Dual Diaphragm Design - Control of Proximity Effect

Date Updated: October 20, 2017
I noticed that my KSM42 does not have the same amount of proximity effect as other vocal mics. How is this accomplished?

The Shure KSM42 is a cardioid condenser microphone with a dual diaphragm capsule. Traditionally, dual-diaphragm capsules are used to create switchable, multiple pattern microphones, like the KSM44A microphone. The KSM42 is unique due to the passive back diaphragm that reduces proximity effect and related low frequency problems.
A single diaphragm directional microphone, like most cardioid microphones, derives its polar pattern by responding to the difference in sound pressure between the front of the diaphragm and the rear of the diaphragm.

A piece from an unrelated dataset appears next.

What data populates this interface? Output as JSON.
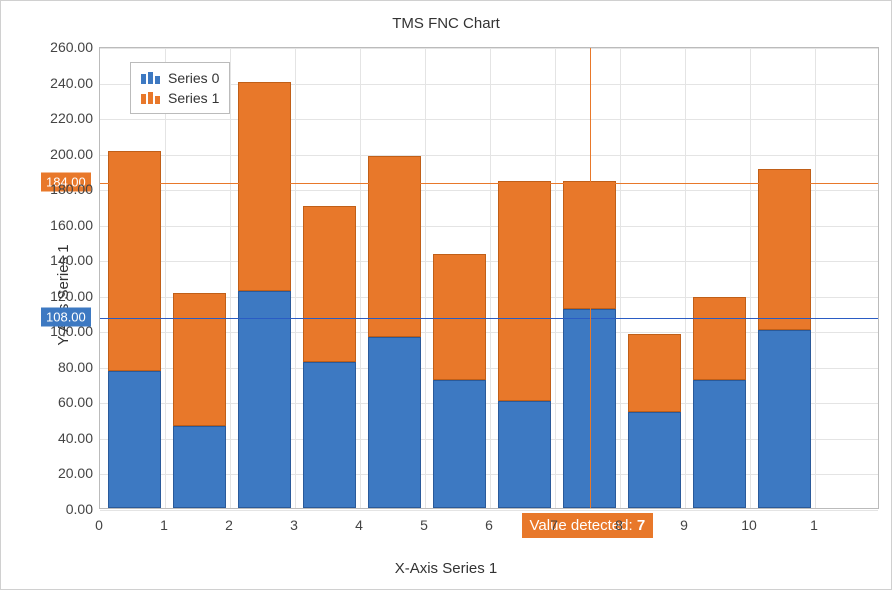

When sound approaches the diaphragm from the front, the sound wave must travel farther get to the rear of the diaphragm: past the mic front - to the rear entry ports - through an acoustical resistance - to the rear of the diaphragm. Thus, sound reaching the back of the diaphragm will be slightly delayed relative to the sound reaching the front of the diaphragm. This process is known as acoustic phase shift and is a primary factor in determining the polar pattern of the microphone - cardioid, supercardioid, hypercardioid, etc.
If the sound source is close to the microphone, there is a time delay difference between the sound pressures on either side of the diaphragm, along with the increased level of sound due to the closer distance (inverse square law). This results in proximity effect, which is the increase in bass response as a sound source gets closer to the microphone. Proximity effect influences frequencies below 1000Hz and the closer the sound source is to the microphone, the greater the effect becomes on lower frequencies. Proximity effect only occurs with directional microphones. Omnidirectional microphones do not exhibit proximity effect as the rear of the diaphragm is blocked.
The KSM42 has additional passive diaphragm located behind the active front diaphragm. This passive back diaphragm serves as an additional component in the acoustic phase shift network. At mid and high frequencies, the passive diaphragm is acoustically invisible and the sound reaches the rear of the active diaphragm uninhibited, resulting in a cardioid pattern. At lower frequencies, the passive diaphragm partially blocks the sound from reaching the rear of the active diaphragm. The lower the frequency, the more the sound is blocked. Like an omnidirectional microphone that does not exhibit proximity effect because the rear of the diaphragm is blocked from the sound, the dual-diaphragm KSM42 microphone exhibits reduced proximity effect because some of the sound is blocked. This results in extremely controlled proximity effect, reduced "plosives," and providing a large "sweet spot" for vocalists, while still maintaining a consistent polar pattern throughout its frequency response. The KSM42 also works well as a voice-over microphone.
Note in addition that the KSM9 live performance vocal microphone and the KSM44A multi-pattern studio microphone have controlled proximity effect due to the dual diaphragm design.
For a more detailed technical white paper on condenser microphones and dual diaphragm design please visit the following link: http://www.shure.com/publications/us_pro_dual_diaphragm_paper_ea.pdf